Use tokens for microservices authentication and authorization
When assembled correctly, a microservice architecture gives applications interoperation between various services, possibly hosted across different platforms. For microservices, security must be top of mind, since there’s no way to contain users as in a monolithic application.
Instead of simply allowing upfront access to a microservices-based application, development teams need to also secure and manage access for each user-facing service. However, users do not want to be challenged every time they move from one service to another. New security approaches maximize protection in a distributed architecture without inhibiting user experience.
In this tip, we review the basics of how to manage access in a distributed architecture and examine the role that token-based security plays in microservices authentication and authorization.
Authentication and authorization in microservices
The first key to unlock microservices security is authentication and authorization:
- Authentication determines who you are by validating that a particular entity is actually what it claims to be.
- Authorization regulates what you are allowed to do through assigned roles and classes that define the various permissions a user has.
With the right tools in place, an application can perform authentication once per session, while still allowing authorization to occur multiple times as a call moves from one microservice to another.
For microservices authentication, go beyond the basic challenge-and-response system, based on usernames and passwords alone. Instead, the user-facing microservice should perform multi-factor authentication (MFA), relying on a separate authentication app on a user’s device or perhaps a physical token like an RSA SecurID tag. This microservice authentication approach will also require a security token service (STS).
The history of microservices token authentication
The concept of the STS stems from service-oriented architecture, when WS-Trust became a standardized security protocol for token management. WS-Trust was originally modeled around SOAP and used languages like SAML to distribute tokens in the form of XML documents, also known as SAML Assertions.
The movement toward distributed web-app development caused software teams to look for security tokens that worked with RESTful and JSON formats. Some of the token technology that arose from this need include JSON web token and OAuth 2.0.
Security token service
STS enables clients to obtain the credentials they need to access multiple services that live across distributed environments. It issues digital security tokens that stay with users from the beginning of their session and continuously validate their permission for each service they call. An STS can also reissue, exchange and cancel security tokens as needed.

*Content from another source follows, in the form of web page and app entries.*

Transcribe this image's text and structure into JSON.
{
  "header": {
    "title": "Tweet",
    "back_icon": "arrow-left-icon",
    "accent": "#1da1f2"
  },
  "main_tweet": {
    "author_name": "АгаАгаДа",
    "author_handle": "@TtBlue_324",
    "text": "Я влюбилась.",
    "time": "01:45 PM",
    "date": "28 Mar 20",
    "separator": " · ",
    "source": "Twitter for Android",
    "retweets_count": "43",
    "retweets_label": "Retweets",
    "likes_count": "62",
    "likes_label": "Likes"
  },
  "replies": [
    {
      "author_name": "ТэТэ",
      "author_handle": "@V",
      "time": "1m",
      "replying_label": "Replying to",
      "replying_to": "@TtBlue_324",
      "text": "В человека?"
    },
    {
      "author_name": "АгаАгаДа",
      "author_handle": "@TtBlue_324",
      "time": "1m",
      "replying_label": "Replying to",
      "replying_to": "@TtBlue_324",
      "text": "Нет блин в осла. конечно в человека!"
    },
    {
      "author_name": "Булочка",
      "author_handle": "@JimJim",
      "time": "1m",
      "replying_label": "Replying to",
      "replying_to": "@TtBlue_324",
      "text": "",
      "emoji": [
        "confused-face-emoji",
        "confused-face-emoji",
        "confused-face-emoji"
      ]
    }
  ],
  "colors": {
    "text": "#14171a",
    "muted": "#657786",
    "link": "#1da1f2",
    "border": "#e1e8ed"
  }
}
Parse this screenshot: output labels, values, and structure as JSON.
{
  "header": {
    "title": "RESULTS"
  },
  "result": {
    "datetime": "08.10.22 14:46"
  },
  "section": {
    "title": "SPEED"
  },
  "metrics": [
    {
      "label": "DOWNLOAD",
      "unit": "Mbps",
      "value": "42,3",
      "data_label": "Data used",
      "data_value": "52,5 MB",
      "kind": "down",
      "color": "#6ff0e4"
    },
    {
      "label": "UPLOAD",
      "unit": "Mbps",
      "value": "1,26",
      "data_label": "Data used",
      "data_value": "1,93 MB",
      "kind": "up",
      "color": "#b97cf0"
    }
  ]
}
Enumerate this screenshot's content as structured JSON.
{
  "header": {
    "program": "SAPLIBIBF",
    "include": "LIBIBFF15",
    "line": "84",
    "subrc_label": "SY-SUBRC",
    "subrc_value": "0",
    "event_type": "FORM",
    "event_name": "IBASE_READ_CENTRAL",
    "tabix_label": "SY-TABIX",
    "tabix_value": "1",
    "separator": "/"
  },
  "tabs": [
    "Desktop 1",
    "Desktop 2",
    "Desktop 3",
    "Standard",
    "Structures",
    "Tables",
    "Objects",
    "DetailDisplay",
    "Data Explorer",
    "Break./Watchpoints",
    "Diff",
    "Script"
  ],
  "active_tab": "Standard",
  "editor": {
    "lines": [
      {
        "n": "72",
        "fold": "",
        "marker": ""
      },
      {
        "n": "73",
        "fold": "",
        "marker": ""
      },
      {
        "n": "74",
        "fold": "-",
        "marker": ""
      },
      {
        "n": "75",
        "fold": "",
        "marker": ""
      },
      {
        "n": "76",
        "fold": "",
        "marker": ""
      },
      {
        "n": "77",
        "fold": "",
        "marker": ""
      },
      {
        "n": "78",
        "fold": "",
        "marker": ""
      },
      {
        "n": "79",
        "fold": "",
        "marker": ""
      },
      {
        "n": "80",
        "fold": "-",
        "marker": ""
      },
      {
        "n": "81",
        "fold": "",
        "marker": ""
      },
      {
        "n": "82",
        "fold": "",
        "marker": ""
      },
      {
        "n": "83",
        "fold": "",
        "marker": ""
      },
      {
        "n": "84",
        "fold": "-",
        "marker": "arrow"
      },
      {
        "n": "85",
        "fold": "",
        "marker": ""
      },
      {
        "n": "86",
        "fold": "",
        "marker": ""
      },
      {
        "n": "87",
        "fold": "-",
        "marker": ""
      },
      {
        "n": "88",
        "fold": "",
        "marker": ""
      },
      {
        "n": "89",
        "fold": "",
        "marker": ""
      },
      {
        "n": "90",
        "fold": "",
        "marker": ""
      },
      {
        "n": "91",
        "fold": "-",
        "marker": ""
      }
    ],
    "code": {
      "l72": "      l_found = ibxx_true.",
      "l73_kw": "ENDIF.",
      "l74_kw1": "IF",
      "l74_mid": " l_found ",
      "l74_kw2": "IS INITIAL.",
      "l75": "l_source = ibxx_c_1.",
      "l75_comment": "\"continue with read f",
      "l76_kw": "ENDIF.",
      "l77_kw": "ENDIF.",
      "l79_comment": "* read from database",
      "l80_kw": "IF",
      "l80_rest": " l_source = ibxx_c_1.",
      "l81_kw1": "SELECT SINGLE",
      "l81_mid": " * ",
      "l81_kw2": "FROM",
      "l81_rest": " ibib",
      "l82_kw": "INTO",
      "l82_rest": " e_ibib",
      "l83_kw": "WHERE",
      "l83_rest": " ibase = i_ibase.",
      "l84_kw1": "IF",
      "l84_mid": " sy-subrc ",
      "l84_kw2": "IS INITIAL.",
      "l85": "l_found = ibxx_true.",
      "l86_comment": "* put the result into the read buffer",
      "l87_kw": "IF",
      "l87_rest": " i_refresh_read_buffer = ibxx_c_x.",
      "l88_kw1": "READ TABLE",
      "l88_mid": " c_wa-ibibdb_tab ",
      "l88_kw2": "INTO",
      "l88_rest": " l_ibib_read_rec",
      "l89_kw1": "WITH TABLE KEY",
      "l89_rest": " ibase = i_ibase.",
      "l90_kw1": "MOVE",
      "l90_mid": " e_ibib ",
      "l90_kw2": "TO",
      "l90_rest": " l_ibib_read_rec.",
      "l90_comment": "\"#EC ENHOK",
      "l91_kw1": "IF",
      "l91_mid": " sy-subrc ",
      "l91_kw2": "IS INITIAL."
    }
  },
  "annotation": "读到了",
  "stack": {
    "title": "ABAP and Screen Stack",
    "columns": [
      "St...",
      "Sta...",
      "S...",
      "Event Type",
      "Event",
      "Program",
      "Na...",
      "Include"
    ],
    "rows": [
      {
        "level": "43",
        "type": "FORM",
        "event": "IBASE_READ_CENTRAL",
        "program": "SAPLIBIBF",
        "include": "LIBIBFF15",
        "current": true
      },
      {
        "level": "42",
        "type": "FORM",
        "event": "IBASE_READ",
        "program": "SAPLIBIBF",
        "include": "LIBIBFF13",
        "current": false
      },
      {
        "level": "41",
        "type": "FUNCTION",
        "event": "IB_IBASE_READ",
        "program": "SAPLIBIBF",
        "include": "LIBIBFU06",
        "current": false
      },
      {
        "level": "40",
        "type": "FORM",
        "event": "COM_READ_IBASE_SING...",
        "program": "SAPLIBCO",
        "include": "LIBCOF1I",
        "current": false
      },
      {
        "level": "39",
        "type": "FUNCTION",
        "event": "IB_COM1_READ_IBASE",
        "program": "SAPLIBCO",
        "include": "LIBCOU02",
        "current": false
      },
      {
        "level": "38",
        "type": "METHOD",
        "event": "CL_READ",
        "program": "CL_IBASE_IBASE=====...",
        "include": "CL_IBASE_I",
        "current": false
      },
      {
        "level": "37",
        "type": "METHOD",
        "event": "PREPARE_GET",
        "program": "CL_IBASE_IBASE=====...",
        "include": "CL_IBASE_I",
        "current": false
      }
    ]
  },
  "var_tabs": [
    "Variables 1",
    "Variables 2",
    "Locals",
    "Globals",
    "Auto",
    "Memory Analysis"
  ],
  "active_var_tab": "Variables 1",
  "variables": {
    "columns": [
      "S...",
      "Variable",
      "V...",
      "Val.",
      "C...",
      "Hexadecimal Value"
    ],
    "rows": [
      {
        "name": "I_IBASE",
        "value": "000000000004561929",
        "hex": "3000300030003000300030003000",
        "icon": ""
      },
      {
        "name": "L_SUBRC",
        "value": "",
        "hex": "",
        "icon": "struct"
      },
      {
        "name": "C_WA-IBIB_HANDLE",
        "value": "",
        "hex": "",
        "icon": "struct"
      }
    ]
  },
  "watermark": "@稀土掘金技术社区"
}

The STS must connect with an enterprise user directory that contains all the details about user roles and responsibilities. This directory, and any connection made to it, should be properly secured as well, otherwise users could elevate their permissions just by editing policies on their own. Consider segmenting user access policies based on roles and activities. For instance, identify the individuals who have administrative capabilities. Or, you might limit a developer’s access permissions to only include the services they are supposed to work on.
A basic outline of how such a system works is shown in Figure 2.
First, a user logs into an application and provides authentication details through a challenge-and-response system that is supported by MFA. Then, the STS uses information derived from the MFA to determine which token to provide the user at the start of the session. This token remains with the user throughout the session, still managed by the STS, and each service the user tries to access checks the token to allow or deny access.
Securing automated access
Not all microservices permission and security checks are based around a human user. Automated components also generate microservices access requests. Consider the rise of the internet of things, which has led to a massive growth in the use of automated devices. These devices transmit their own data across networks and access any number of services, either for data analysis or to trigger certain functions. Since many of these activities are event-driven, they have almost zero dependency on human intervention.
The above microservices authentication and authorization approaches are still valid in these scenarios, except that MFA doesn’t work for non-human components that can’t interact with end-user devices or physical tokens. In these cases, it’s best to embed any automated component that accesses your services with a unique identifier, such as an embedded serial number, that the STS can use to verify what tokens it should issue. Technologies like OAuth and OpenToken provide ways to embed these devices with unique identifiers.